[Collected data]
....................
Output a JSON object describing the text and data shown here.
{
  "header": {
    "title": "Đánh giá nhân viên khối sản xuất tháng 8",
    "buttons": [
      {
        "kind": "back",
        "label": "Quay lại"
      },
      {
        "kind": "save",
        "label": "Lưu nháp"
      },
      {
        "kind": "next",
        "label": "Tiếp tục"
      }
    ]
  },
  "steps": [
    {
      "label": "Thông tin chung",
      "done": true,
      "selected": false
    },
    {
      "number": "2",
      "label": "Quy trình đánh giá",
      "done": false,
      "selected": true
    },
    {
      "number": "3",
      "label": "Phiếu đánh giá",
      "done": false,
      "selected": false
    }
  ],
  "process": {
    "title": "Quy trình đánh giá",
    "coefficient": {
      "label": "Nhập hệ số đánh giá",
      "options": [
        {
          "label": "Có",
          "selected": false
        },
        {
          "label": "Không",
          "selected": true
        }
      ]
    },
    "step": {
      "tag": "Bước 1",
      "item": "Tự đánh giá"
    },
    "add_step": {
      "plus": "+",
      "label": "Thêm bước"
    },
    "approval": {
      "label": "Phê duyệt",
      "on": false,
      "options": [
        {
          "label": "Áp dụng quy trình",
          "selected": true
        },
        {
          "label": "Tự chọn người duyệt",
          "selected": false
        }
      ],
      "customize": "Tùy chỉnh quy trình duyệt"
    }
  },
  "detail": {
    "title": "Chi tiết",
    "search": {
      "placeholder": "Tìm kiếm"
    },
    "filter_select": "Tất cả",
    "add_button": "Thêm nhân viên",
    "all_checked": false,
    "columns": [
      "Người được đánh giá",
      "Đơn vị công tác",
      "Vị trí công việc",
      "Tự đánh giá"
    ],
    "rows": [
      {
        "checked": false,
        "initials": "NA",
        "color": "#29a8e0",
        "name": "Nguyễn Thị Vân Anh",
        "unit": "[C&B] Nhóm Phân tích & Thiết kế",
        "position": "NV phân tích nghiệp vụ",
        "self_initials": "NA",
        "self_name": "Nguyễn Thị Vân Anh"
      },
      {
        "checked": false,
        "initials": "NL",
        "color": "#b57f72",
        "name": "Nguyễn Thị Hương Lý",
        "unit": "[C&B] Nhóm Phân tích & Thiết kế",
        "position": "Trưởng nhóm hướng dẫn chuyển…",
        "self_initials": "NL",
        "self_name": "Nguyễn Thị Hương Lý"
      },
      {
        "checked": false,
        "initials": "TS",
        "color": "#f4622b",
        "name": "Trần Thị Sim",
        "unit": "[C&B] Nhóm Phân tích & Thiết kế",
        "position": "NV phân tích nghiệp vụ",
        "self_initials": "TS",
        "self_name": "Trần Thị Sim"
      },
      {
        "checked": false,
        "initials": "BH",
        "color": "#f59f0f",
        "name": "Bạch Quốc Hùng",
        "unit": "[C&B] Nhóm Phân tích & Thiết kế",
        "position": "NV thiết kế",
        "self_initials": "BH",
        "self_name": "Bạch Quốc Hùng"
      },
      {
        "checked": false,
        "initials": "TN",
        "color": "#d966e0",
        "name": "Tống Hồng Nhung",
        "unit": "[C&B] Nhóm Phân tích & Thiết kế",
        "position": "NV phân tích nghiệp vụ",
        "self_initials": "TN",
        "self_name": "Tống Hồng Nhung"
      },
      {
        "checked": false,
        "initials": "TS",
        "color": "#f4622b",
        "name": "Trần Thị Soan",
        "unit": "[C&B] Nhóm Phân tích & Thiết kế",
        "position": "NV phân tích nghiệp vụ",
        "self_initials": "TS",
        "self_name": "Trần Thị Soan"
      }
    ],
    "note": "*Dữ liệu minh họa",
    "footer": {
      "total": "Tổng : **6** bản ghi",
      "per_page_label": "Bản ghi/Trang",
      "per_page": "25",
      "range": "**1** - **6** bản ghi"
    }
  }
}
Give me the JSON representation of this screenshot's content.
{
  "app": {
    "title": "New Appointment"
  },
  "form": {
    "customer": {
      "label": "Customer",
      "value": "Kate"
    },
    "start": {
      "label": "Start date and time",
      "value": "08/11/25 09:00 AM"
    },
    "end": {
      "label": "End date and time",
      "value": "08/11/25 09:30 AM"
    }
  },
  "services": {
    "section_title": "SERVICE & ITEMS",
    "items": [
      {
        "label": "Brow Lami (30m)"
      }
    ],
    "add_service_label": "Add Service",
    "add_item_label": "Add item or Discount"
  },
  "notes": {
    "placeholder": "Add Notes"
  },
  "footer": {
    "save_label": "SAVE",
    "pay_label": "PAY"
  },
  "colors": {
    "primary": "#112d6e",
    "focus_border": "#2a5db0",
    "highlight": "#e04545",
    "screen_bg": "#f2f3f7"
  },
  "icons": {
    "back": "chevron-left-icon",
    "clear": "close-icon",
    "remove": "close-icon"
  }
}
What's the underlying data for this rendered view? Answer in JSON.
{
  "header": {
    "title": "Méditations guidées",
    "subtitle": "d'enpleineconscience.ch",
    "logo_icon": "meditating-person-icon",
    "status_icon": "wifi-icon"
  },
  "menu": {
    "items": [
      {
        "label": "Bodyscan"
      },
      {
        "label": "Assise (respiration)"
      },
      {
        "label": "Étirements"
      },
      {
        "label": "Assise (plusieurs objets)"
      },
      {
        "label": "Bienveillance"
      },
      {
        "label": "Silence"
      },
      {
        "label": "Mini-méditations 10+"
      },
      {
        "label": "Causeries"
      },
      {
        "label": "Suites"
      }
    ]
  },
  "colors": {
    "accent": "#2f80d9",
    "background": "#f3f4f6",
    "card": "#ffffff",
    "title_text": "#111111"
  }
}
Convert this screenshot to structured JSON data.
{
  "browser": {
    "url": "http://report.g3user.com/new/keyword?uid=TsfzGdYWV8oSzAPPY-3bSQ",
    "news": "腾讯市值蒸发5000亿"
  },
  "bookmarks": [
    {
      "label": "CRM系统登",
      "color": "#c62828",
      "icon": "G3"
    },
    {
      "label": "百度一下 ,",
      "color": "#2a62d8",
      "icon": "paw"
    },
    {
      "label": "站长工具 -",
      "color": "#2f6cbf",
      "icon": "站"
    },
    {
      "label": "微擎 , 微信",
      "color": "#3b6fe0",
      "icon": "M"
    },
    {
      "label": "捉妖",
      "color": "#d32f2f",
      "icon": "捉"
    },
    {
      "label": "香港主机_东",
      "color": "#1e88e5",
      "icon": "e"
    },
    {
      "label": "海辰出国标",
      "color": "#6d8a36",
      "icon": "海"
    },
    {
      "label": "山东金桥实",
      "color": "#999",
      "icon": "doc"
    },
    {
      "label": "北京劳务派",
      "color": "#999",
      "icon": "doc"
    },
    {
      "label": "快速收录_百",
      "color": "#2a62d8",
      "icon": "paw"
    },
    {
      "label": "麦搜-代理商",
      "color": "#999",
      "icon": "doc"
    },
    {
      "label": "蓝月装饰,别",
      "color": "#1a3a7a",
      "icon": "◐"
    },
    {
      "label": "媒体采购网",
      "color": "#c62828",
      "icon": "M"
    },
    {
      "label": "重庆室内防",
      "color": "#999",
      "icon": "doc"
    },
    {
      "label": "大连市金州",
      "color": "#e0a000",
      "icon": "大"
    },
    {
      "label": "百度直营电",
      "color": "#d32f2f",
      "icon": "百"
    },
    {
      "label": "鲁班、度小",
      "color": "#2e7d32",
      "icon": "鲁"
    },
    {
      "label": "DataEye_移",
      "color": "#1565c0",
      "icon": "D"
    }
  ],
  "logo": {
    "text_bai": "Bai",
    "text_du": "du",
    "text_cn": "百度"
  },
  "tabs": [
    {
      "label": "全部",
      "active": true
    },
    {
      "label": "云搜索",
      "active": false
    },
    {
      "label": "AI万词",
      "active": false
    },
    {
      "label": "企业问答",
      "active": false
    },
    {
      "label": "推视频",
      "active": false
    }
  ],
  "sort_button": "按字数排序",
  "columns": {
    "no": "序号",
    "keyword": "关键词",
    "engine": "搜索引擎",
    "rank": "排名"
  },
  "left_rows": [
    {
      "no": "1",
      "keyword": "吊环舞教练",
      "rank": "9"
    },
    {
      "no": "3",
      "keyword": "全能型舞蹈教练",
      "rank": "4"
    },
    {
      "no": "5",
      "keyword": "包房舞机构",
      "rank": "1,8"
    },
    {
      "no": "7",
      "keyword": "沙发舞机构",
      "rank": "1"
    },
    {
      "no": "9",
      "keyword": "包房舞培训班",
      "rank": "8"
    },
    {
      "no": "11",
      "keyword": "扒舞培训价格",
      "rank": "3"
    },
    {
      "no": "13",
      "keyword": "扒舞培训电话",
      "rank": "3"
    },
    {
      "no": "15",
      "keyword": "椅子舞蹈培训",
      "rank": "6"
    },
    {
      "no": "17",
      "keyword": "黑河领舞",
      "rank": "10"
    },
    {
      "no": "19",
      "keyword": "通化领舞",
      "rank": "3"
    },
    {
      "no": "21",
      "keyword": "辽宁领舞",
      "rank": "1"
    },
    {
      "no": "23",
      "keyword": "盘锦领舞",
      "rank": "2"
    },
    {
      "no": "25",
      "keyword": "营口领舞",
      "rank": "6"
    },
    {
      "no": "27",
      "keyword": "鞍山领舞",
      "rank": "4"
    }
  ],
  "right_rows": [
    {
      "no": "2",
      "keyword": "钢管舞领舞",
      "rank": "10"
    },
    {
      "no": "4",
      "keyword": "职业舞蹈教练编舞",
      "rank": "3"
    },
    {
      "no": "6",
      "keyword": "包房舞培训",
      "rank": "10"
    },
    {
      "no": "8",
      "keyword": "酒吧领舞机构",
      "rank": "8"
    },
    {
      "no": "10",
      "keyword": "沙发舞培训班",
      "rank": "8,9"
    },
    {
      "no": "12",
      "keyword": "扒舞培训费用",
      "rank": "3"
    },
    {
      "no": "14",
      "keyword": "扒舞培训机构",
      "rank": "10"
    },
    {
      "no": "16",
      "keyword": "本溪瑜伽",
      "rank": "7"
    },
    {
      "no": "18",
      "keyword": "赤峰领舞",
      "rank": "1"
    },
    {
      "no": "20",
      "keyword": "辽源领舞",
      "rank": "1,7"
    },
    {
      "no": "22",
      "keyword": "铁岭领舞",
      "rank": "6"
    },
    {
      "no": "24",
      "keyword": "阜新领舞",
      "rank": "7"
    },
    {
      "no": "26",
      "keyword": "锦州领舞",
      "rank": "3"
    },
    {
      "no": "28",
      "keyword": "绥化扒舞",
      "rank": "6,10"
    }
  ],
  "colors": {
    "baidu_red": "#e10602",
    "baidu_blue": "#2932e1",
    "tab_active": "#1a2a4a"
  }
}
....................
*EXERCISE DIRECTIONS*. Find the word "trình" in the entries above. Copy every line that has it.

*TASK RESULT*.
      "label": "Quy trình đánh giá",
    "title": "Quy trình đánh giá",
          "label": "Áp dụng quy trình",
      "customize": "Tùy chỉnh quy trình duyệt"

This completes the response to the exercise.